Maria was one of four children born to poor Gypsy parents in the capital of Moldavia in eastern Romania. The family lived in a mixed neighborhood that included Romanians and Gypsies. Maria grew up in a house with a yard where the family kept a pig and some chickens. Her father made a living by singing and by working at some of the many wineries that dotted the Moldavian countryside.

Born: June 1, 1925, Iasi, Romania

1933-39: My parents couldn’t afford to send me to school. To help make ends meet, my sister, older brother and I helped my mother pick grapes for a local winery. The work was seasonal and we were contracted by the week. We worked hard and long, from 5 a.m. until evening.

1940-44: When I was 16, my father was drafted by the Romanians to fight against the Soviet Union. The following year, Iasi’s Gypsies were rounded up by the Romanian police and sent eastward by cattle car. When we disembarked in Transnistria, we were marched to a farm and left in open fields to die slowly. That’s how my sister died. My husband, Stefan, managed to run away. By coincidence, my father’s unit was stationed nearby and on New Year’s Eve of 1943 he smuggled some of us back to Romania on a troop train.

Maria survived the rest of the war in Iasi. After the war, she and her husband reunited and resettled in Iasi.

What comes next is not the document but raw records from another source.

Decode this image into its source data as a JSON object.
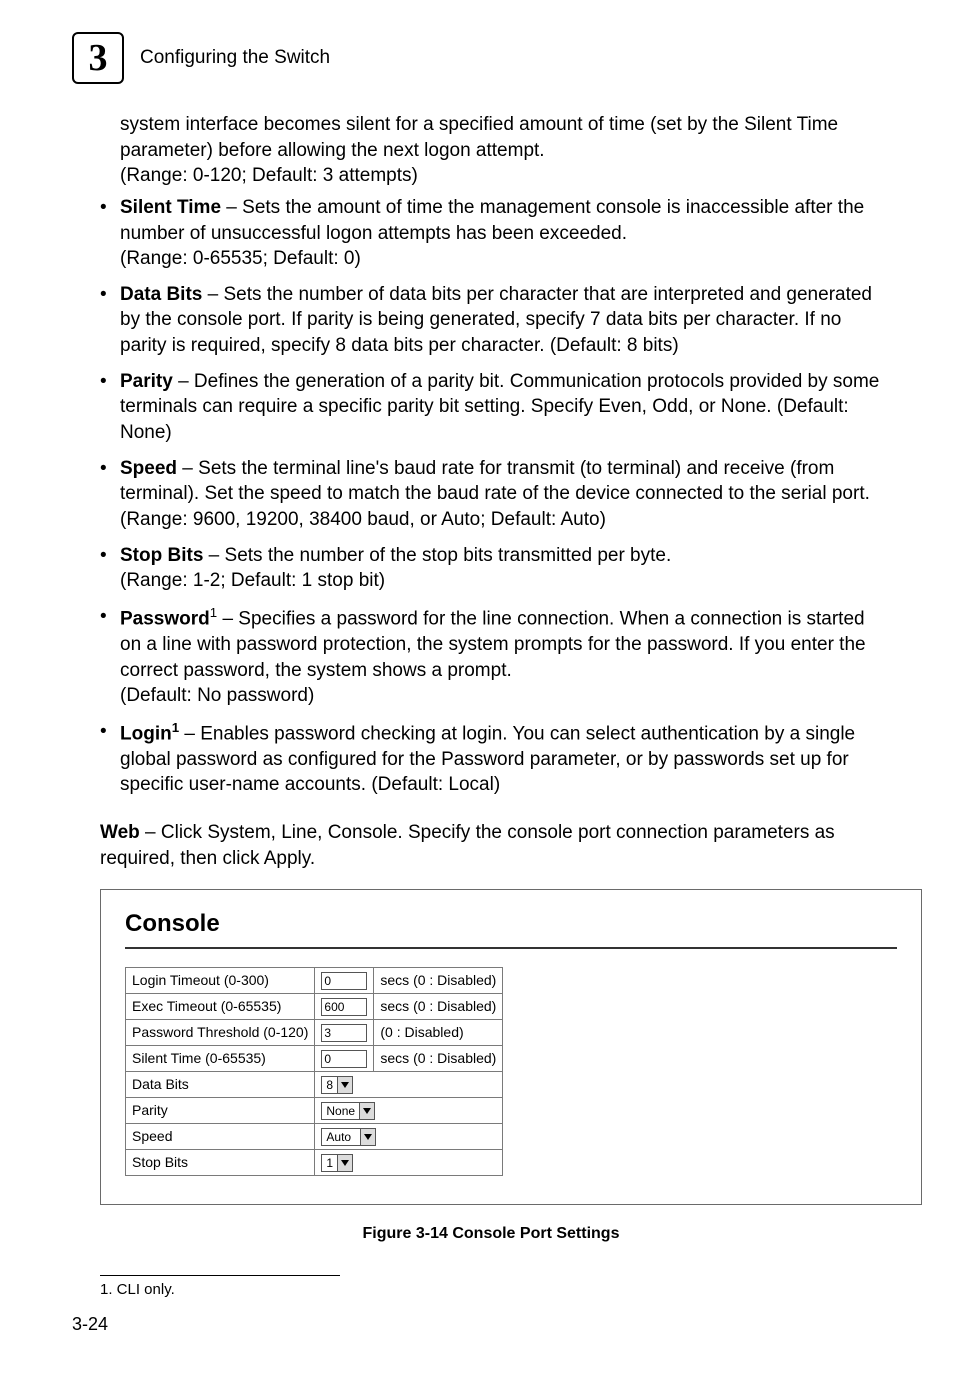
{
  "header": {
    "chapter_number": "3",
    "title": "Configuring the Switch"
  },
  "intro": {
    "continuation": "system interface becomes silent for a specified amount of time (set by the Silent Time parameter) before allowing the next logon attempt.",
    "range_default": "(Range: 0-120; Default: 3 attempts)"
  },
  "bullets": {
    "silent_time": {
      "label": "Silent Time",
      "text": " – Sets the amount of time the management console is inaccessible after the number of unsuccessful logon attempts has been exceeded.",
      "range": "(Range: 0-65535; Default: 0)"
    },
    "data_bits": {
      "label": "Data Bits",
      "text": " – Sets the number of data bits per character that are interpreted and generated by the console port. If parity is being generated, specify 7 data bits per character. If no parity is required, specify 8 data bits per character. (Default: 8 bits)"
    },
    "parity": {
      "label": "Parity",
      "text": " – Defines the generation of a parity bit. Communication protocols provided by some terminals can require a specific parity bit setting. Specify Even, Odd, or None. (Default: None)"
    },
    "speed": {
      "label": "Speed",
      "text": " – Sets the terminal line's baud rate for transmit (to terminal) and receive (from terminal). Set the speed to match the baud rate of the device connected to the serial port. (Range: 9600, 19200, 38400 baud, or Auto; Default: Auto)"
    },
    "stop_bits": {
      "label": "Stop Bits",
      "text": " – Sets the number of the stop bits transmitted per byte.",
      "range": "(Range: 1-2; Default: 1 stop bit)"
    },
    "password": {
      "label": "Password",
      "sup": "1",
      "text": " – Specifies a password for the line connection. When a connection is started on a line with password protection, the system prompts for the password. If you enter the correct password, the system shows a prompt.",
      "default": "(Default: No password)"
    },
    "login": {
      "label": "Login",
      "sup": "1",
      "text": " – Enables password checking at login. You can select authentication by a single global password as configured for the Password parameter, or by passwords set up for specific user-name accounts. (Default: Local)"
    }
  },
  "web_para": {
    "label": "Web",
    "text": " – Click System, Line, Console. Specify the console port connection parameters as required, then click Apply."
  },
  "figure": {
    "title": "Console",
    "rows": {
      "login_timeout": {
        "label": "Login Timeout (0-300)",
        "value": "0",
        "hint": "secs (0 : Disabled)"
      },
      "exec_timeout": {
        "label": "Exec Timeout (0-65535)",
        "value": "600",
        "hint": "secs (0 : Disabled)"
      },
      "pwd_threshold": {
        "label": "Password Threshold (0-120)",
        "value": "3",
        "hint": "(0 : Disabled)"
      },
      "silent_time": {
        "label": "Silent Time (0-65535)",
        "value": "0",
        "hint": "secs (0 : Disabled)"
      },
      "data_bits": {
        "label": "Data Bits",
        "value": "8"
      },
      "parity": {
        "label": "Parity",
        "value": "None"
      },
      "speed": {
        "label": "Speed",
        "value": "Auto"
      },
      "stop_bits": {
        "label": "Stop Bits",
        "value": "1"
      }
    },
    "caption": "Figure 3-14  Console Port Settings"
  },
  "footnote": "1.  CLI only.",
  "page_number": "3-24"
}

Copyright © United States Holocaust Memorial Museum, Washington, DC

Author: Roma Center

Bir cevap yazın

Your email address will not be published. Required fields are marked *

Post comment